"Socialism, like the ancient ideas from which it springs, confuses the distinction between government and society. As a result of this, every time we object to a thing being done by government, the socialists conclude that we object to its being done at all. We disapprove of state education. Then the socialists say that we are opposed to any education. We object to a state religion. Then the socialists say that we want no religion at all. We object to a state-enforced equality. Then they say that we are against equality. And so on, and so on. It is as if the socialists were to accuse us of not wanting persons to eat because we do not want the state to raise grain." ~ Frederic Bastiat
Anarchist Finance, or What Price Ancapistan?
For so long, I have wondered how to create a new free area. In my last article, I posited that creating and maintaining intentional communities (ICs) would be the key to beginning the enterprise of creating a new anarchist society. However, I would be remiss if I didn't find a way to use our current financial state to fund and maintain an IC. I think I may have done that.
First of all, I want to discuss a serious issue within the IC movement. The major issue with most ICs is converting from the community currency to Federal Reserve Notes (or whatever the state's currency). This convertibility problem has probably plagued most ICs since their inception. After all, most ICs are currently socialist in focus and thus neglect to deal with this issue. So, I propose that the founding of a mutual savings and credit association would be the answer.
A mutual savings and credit association (MSCA) is the perfect solution on many levels. For one, they are mostly unregulated. They are not banks. Secondly, they can operate using whatever currency they wish. Thirdly, because of the mutual aspect of the association, there is an emphasis upon shared responsibility and shared profits. This helps everyone who participates to gain from the growth of their IC's internal economy.
As for the currency of this MSCA, I propose that a dual system of currency be adopted. I propose a labor/time/obligation-based currency for small transactions (see "The Great Explosion" for an example of this) and a completely 100% backed commodity currency for larger transactions. Basically, I see a small to medium-sized IC bartering their goods and services for smaller transactions. If a person who owns a slaughterhouse wants a shirt, then the person who makes clothes will supply him with one, placing a future claim upon a portion of that person's meats. They can negotiate between themselves as to what constitutes a fair trade. However, if someone needed a house built (which usually requires the labor of many different specialists) then it's actually more efficient to just pay them in a real commodity currency that they can then distribute through the IC for their major purchases. This dual-currency system eliminates the need for small currency, stimulates trade and encourages saving all at the same time. After all, eventually with the completion of the internal infrastructure, the high-value, commodity currency can be converted to FRNs or other fiat currency and be used for further investments outside the community.
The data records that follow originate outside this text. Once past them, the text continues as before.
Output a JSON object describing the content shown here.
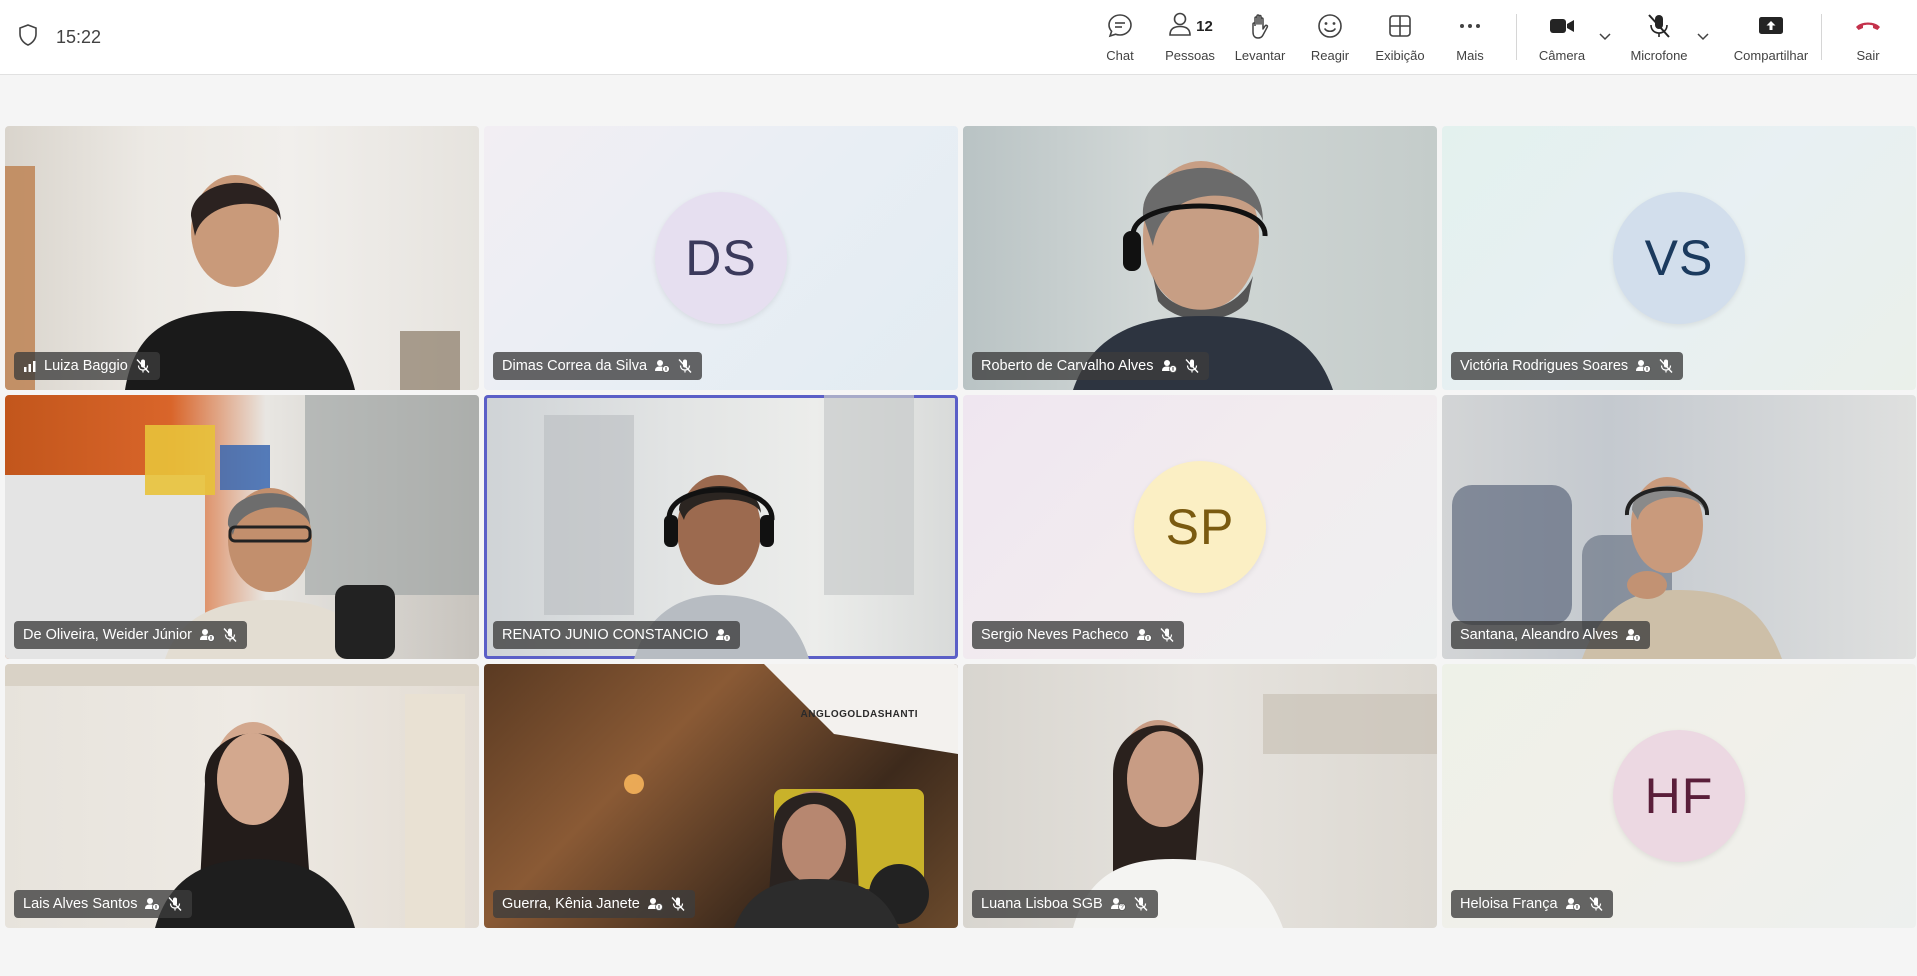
{
  "meeting": {
    "clock": "15:22"
  },
  "toolbar": {
    "chat_label": "Chat",
    "people_label": "Pessoas",
    "people_count": "12",
    "raise_label": "Levantar",
    "react_label": "Reagir",
    "view_label": "Exibição",
    "more_label": "Mais",
    "camera_label": "Câmera",
    "mic_label": "Microfone",
    "share_label": "Compartilhar",
    "leave_label": "Sair",
    "leave_color": "#c4314b"
  },
  "participants": [
    {
      "name": "Luiza Baggio",
      "status_icon": "signal-icon",
      "muted": true,
      "video": true
    },
    {
      "name": "Dimas Correa da Silva",
      "initials": "DS",
      "status_icon": "org-icon",
      "muted": true,
      "video": false,
      "avatar_bg": "#e6dff0",
      "avatar_fg": "#3b3a5c"
    },
    {
      "name": "Roberto de Carvalho Alves",
      "status_icon": "org-icon",
      "muted": true,
      "video": true
    },
    {
      "name": "Victória Rodrigues Soares",
      "initials": "VS",
      "status_icon": "org-icon",
      "muted": true,
      "video": false,
      "avatar_bg": "#d2deec",
      "avatar_fg": "#1b3a5e"
    },
    {
      "name": "De Oliveira, Weider Júnior",
      "status_icon": "org-icon",
      "muted": true,
      "video": true
    },
    {
      "name": "RENATO JUNIO CONSTANCIO",
      "status_icon": "org-icon",
      "muted": false,
      "video": true,
      "speaking": true
    },
    {
      "name": "Sergio Neves Pacheco",
      "initials": "SP",
      "status_icon": "org-icon",
      "muted": true,
      "video": false,
      "avatar_bg": "#fbefc4",
      "avatar_fg": "#7a5a10"
    },
    {
      "name": "Santana, Aleandro Alves",
      "status_icon": "org-icon",
      "muted": false,
      "video": true
    },
    {
      "name": "Lais Alves Santos",
      "status_icon": "org-icon",
      "muted": true,
      "video": true
    },
    {
      "name": "Guerra, Kênia Janete",
      "status_icon": "org-icon",
      "muted": true,
      "video": true,
      "background_logo": "ANGLOGOLDASHANTI"
    },
    {
      "name": "Luana Lisboa SGB",
      "status_icon": "unknown-org-icon",
      "muted": true,
      "video": true
    },
    {
      "name": "Heloisa França",
      "initials": "HF",
      "status_icon": "org-icon",
      "muted": true,
      "video": false,
      "avatar_bg": "#ecd8e2",
      "avatar_fg": "#5a1e3a"
    }
  ]
}
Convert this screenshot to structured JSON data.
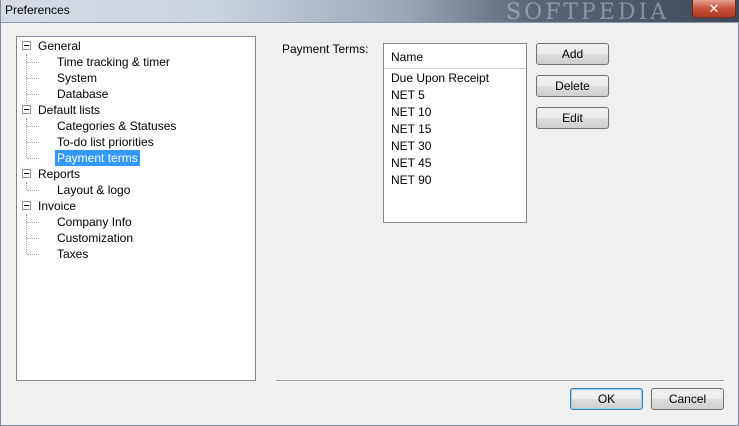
{
  "window": {
    "title": "Preferences",
    "watermark": "SOFTPEDIA",
    "close_glyph": "✕"
  },
  "tree": {
    "general": {
      "label": "General",
      "children": [
        "Time tracking & timer",
        "System",
        "Database"
      ]
    },
    "default_lists": {
      "label": "Default lists",
      "children": [
        "Categories & Statuses",
        "To-do list priorities",
        "Payment terms"
      ]
    },
    "reports": {
      "label": "Reports",
      "children": [
        "Layout & logo"
      ]
    },
    "invoice": {
      "label": "Invoice",
      "children": [
        "Company Info",
        "Customization",
        "Taxes"
      ]
    },
    "selected": "Payment terms"
  },
  "payment_terms": {
    "label": "Payment Terms:",
    "column_header": "Name",
    "items": [
      "Due Upon Receipt",
      "NET 5",
      "NET 10",
      "NET 15",
      "NET 30",
      "NET 45",
      "NET 90"
    ]
  },
  "buttons": {
    "add": "Add",
    "delete": "Delete",
    "edit": "Edit",
    "ok": "OK",
    "cancel": "Cancel"
  },
  "colors": {
    "selection": "#3399ff",
    "close_button": "#c9523c"
  }
}
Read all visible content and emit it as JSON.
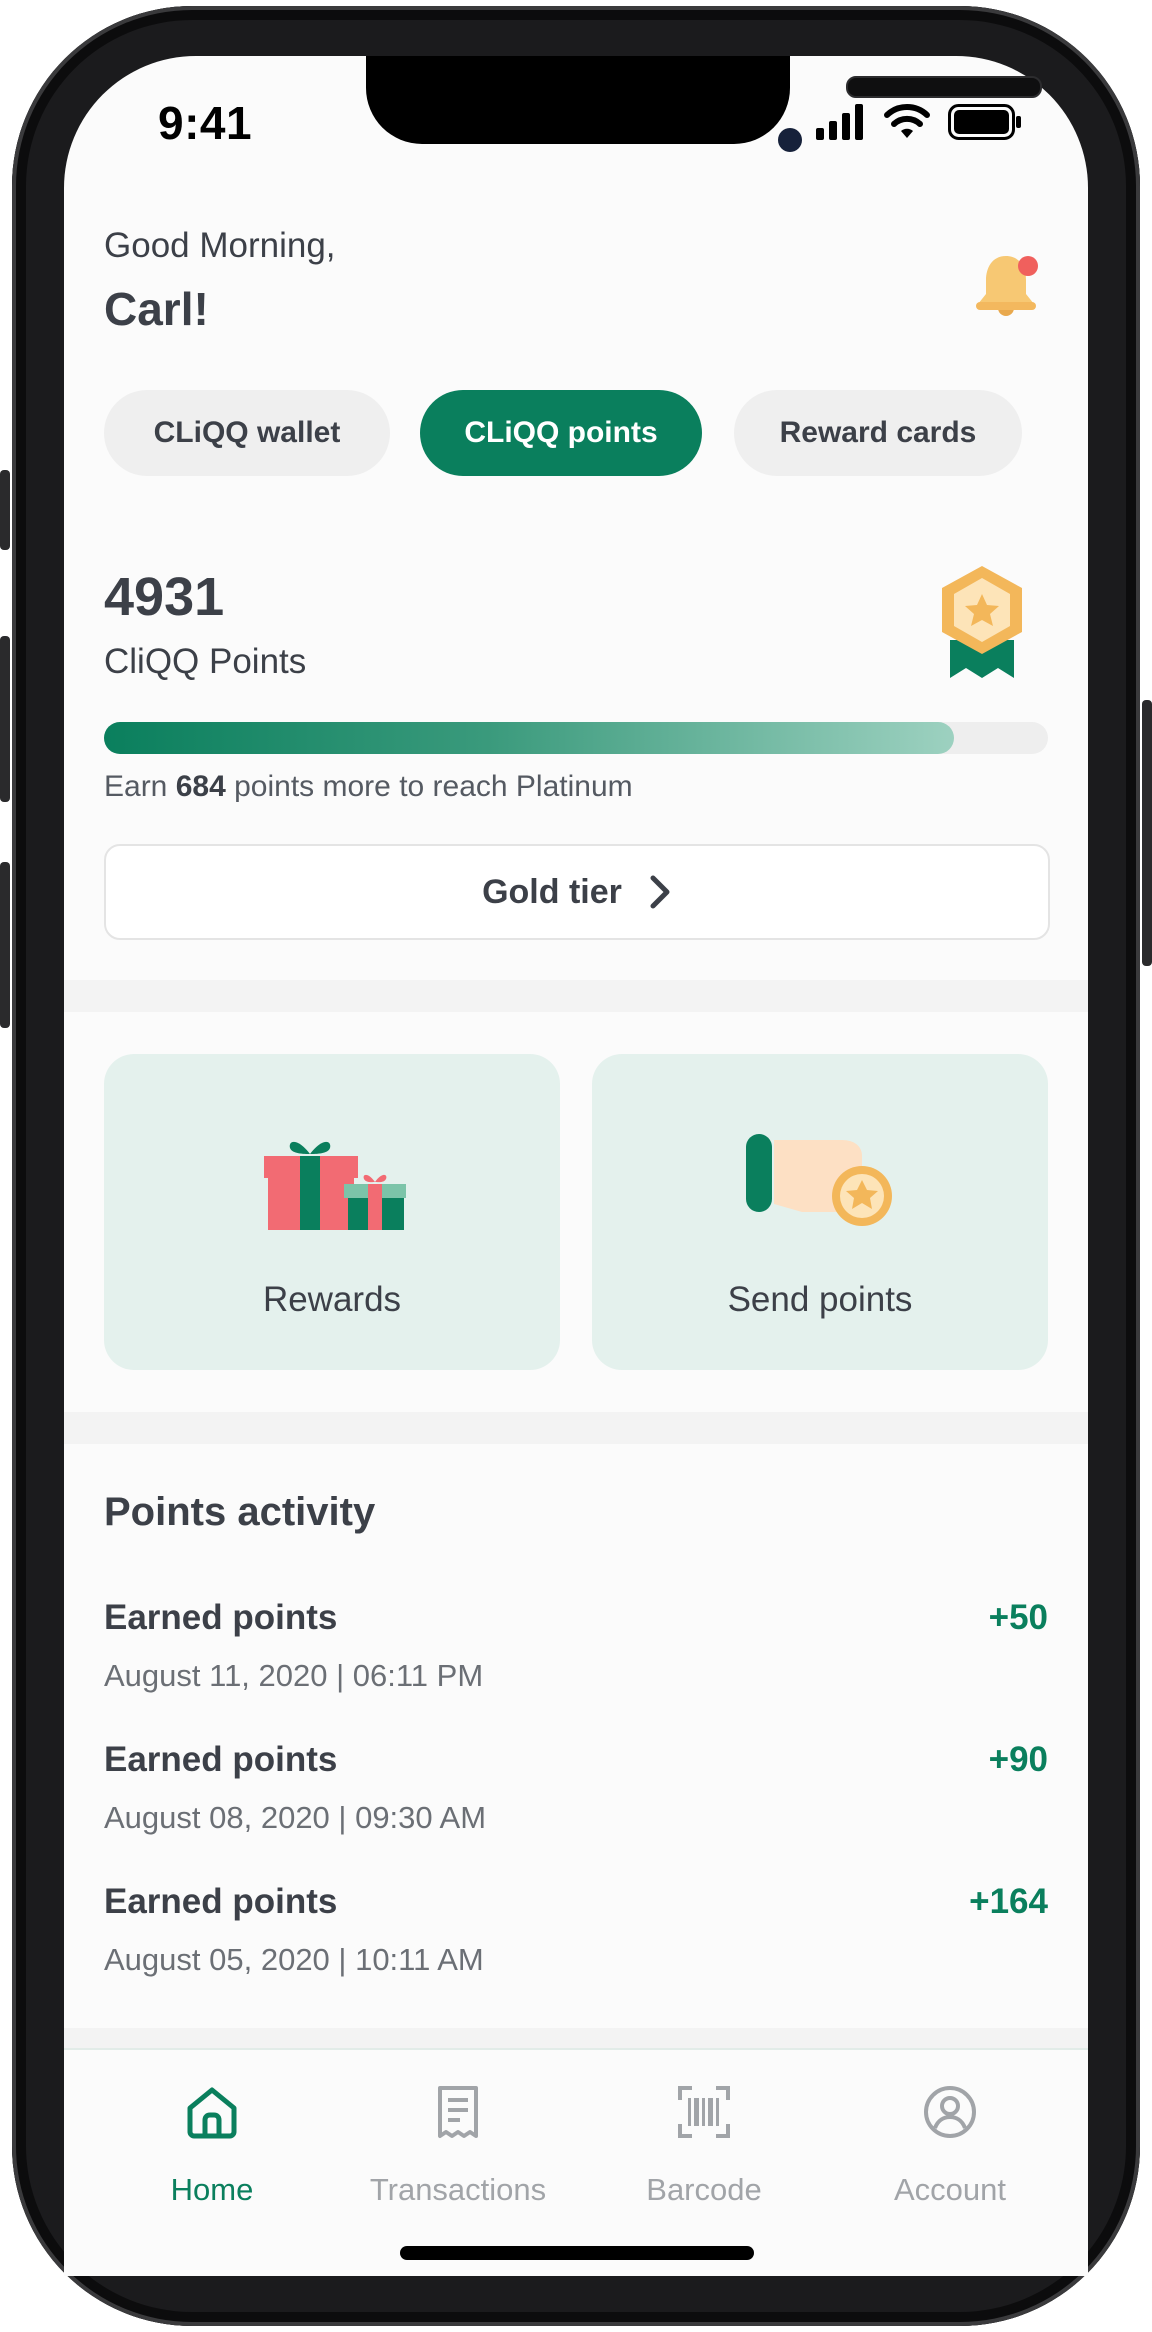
{
  "status_bar": {
    "time": "9:41"
  },
  "header": {
    "greeting": "Good Morning,",
    "name": "Carl!"
  },
  "tabs": [
    {
      "label": "CLiQQ wallet",
      "active": false
    },
    {
      "label": "CLiQQ points",
      "active": true
    },
    {
      "label": "Reward cards",
      "active": false
    }
  ],
  "points": {
    "value": "4931",
    "label": "CliQQ Points",
    "progress_fraction": 0.9,
    "earn_prefix": "Earn ",
    "earn_amount": "684",
    "earn_suffix": " points more to reach Platinum",
    "tier_button": "Gold tier"
  },
  "actions": [
    {
      "label": "Rewards",
      "icon": "gift-icon"
    },
    {
      "label": "Send points",
      "icon": "hand-star-icon"
    }
  ],
  "activity": {
    "title": "Points activity",
    "items": [
      {
        "title": "Earned points",
        "date": "August 11, 2020 | 06:11 PM",
        "amount": "+50"
      },
      {
        "title": "Earned points",
        "date": "August 08, 2020 | 09:30 AM",
        "amount": "+90"
      },
      {
        "title": "Earned points",
        "date": "August 05, 2020 | 10:11 AM",
        "amount": "+164"
      }
    ]
  },
  "bottom_nav": [
    {
      "label": "Home",
      "icon": "home-icon",
      "active": true
    },
    {
      "label": "Transactions",
      "icon": "receipt-icon",
      "active": false
    },
    {
      "label": "Barcode",
      "icon": "barcode-icon",
      "active": false
    },
    {
      "label": "Account",
      "icon": "account-icon",
      "active": false
    }
  ],
  "colors": {
    "accent": "#0a7f5d",
    "card_bg": "#e4f1ed",
    "badge": "#f7c873",
    "notification_dot": "#f0605d"
  }
}
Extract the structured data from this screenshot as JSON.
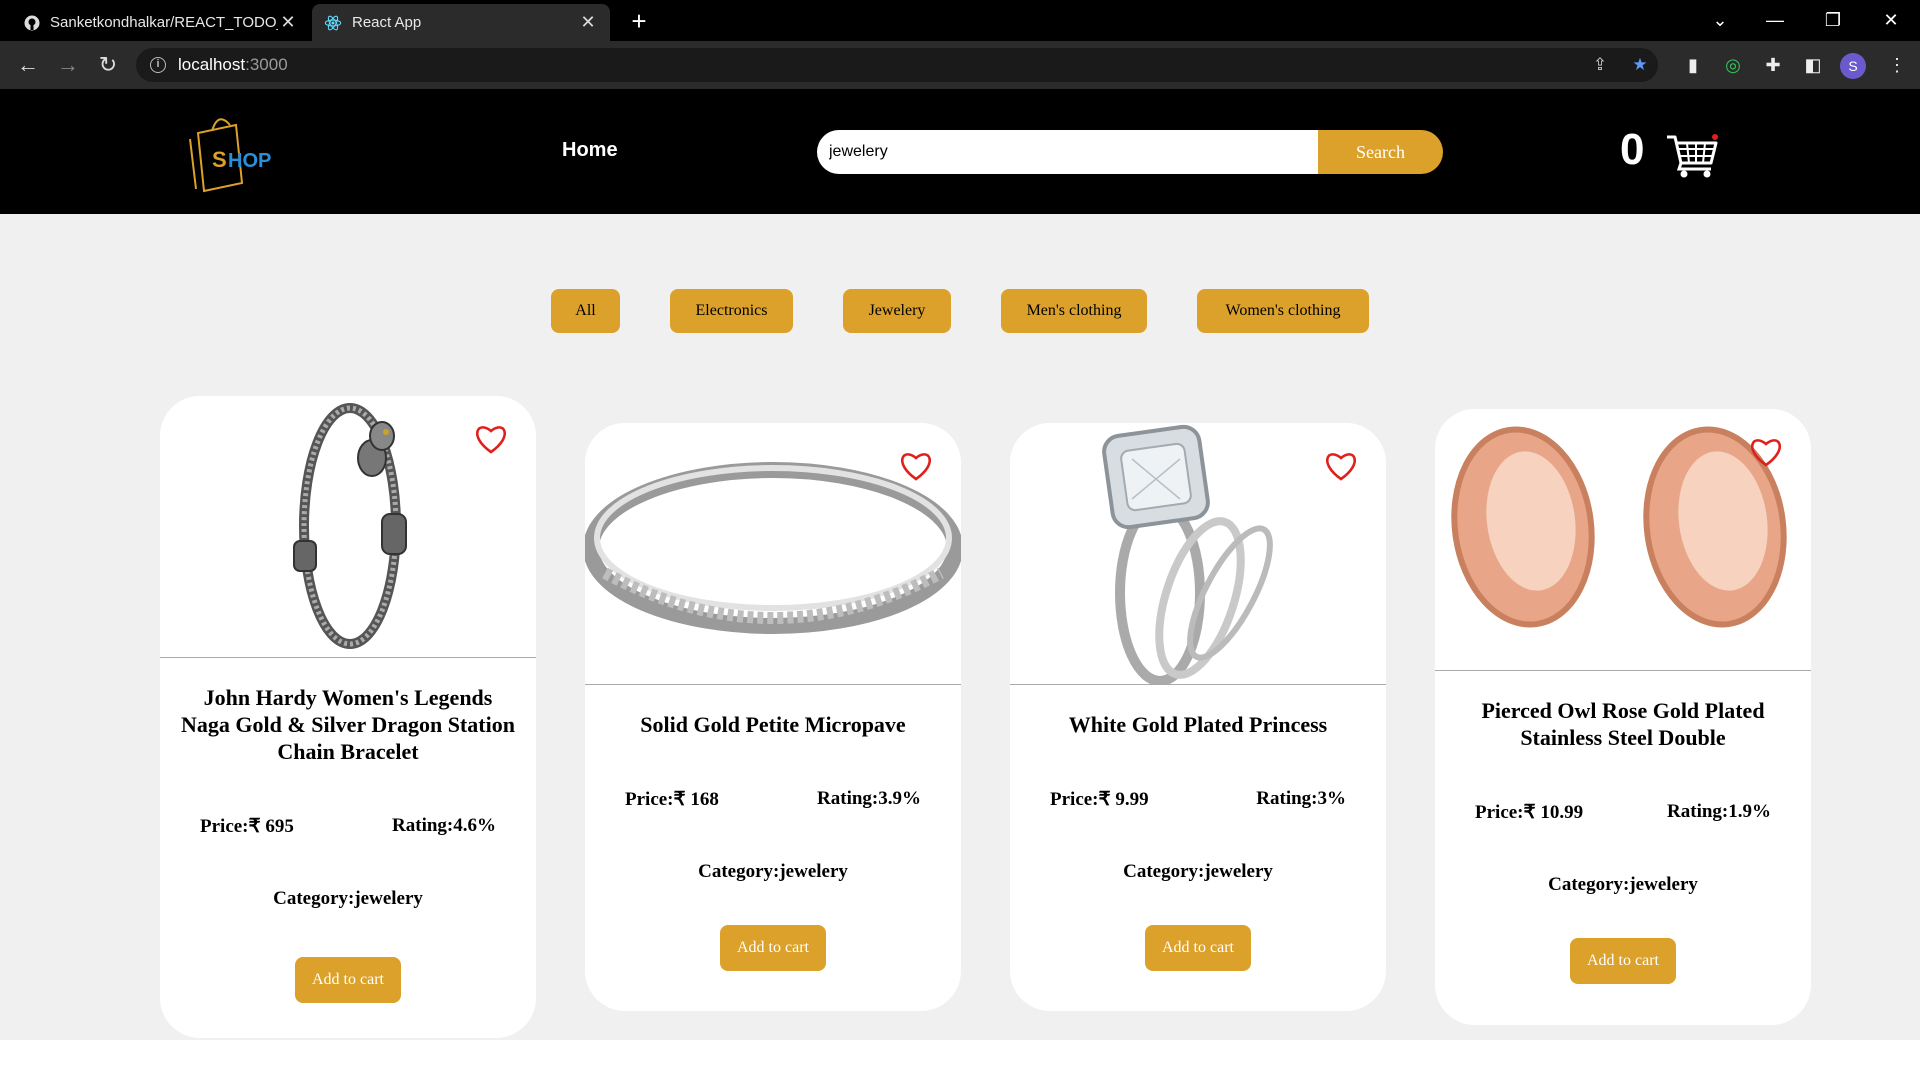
{
  "browser": {
    "tabs": [
      {
        "title": "Sanketkondhalkar/REACT_TODO_",
        "icon": "github-icon"
      },
      {
        "title": "React App",
        "icon": "react-icon"
      }
    ],
    "url_host": "localhost",
    "url_port": ":3000"
  },
  "header": {
    "logo_text": "SHOP",
    "home_label": "Home",
    "search_value": "jewelery",
    "search_button": "Search",
    "cart_count": "0"
  },
  "filters": [
    "All",
    "Electronics",
    "Jewelery",
    "Men's clothing",
    "Women's clothing"
  ],
  "products": [
    {
      "title": "John Hardy Women's Legends Naga Gold & Silver Dragon Station Chain Bracelet",
      "price": "Price:₹ 695",
      "rating": "Rating:4.6%",
      "category": "Category:jewelery",
      "button": "Add to cart",
      "image": "bracelet-image"
    },
    {
      "title": "Solid Gold Petite Micropave",
      "price": "Price:₹ 168",
      "rating": "Rating:3.9%",
      "category": "Category:jewelery",
      "button": "Add to cart",
      "image": "ring-image"
    },
    {
      "title": "White Gold Plated Princess",
      "price": "Price:₹ 9.99",
      "rating": "Rating:3%",
      "category": "Category:jewelery",
      "button": "Add to cart",
      "image": "diamond-ring-image"
    },
    {
      "title": "Pierced Owl Rose Gold Plated Stainless Steel Double",
      "price": "Price:₹ 10.99",
      "rating": "Rating:1.9%",
      "category": "Category:jewelery",
      "button": "Add to cart",
      "image": "rose-gold-plugs-image"
    }
  ],
  "colors": {
    "accent": "#dba12a",
    "header_bg": "#000000",
    "page_bg": "#f0f0f0",
    "heart": "#e0201b"
  }
}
Now, to funding an IC. There are a few ways to fund an IC, but I think the best way would be to find a way for the IC to fund itself. One way would be to make the initial acquisition of the IC and covenant with each other never to sell the common property, but to lease it. In the lease, the lessee could be given the option to sublet and allow any sublessees to sublet. So, a person could invest in an IC without ever having stepped a foot on community soil. Also, by emphasizing the investment aspects of helping to found an IC, people who wouldn't even be interested in the community's values or lifestyles would invest in the possibility of making a steady monthly income. Here's an example of my plan.
A group decides to create an IC and sets out to purchase a large plot of land. This plan is very effective if the group can acquire a plot between 300 and 1,200 acres. Now the initial outlay for the land comes out of the group's pockets. However, they can have the land surveyed and subdivided into smaller plots, which are then leased either by people wanting to join the community or outside investors who want to use the community property as an investment. The outside investors will have the option to sublet, which will give them a chance to raise the rents and make a profit. The funds from the initial leases will be used to make infrastructure improvements (which depending on the improvement, could generate more income for the IC) and to either expand the current IC or to help found a new IC.
With my leasing system in place, an enterprising IC could actually make back the cost of the acquisition and a profit to boot. Of course, marketing is everything. Also, the leasing system takes care of the "commons" problem. As the founding members are responsible for infrastructure improvements and maintenance, they are entitled to be paid for it. Hell, if a community offers a trash pickup service, green electricity and composting, they could make enough money in user fees to see a huge profit. Plus, once the land is paid off, all of the rents is pure profit.
So, as you can see, the possibilities of an Intentional Community are endless. From making money to expanding your lifestyle, the IC is the way to go. I want to see ten new anarchist ICs in the next year. We can do it. We have the tools. Do we have the cojones? We'll see. Until my next article, peace and prosperity to all.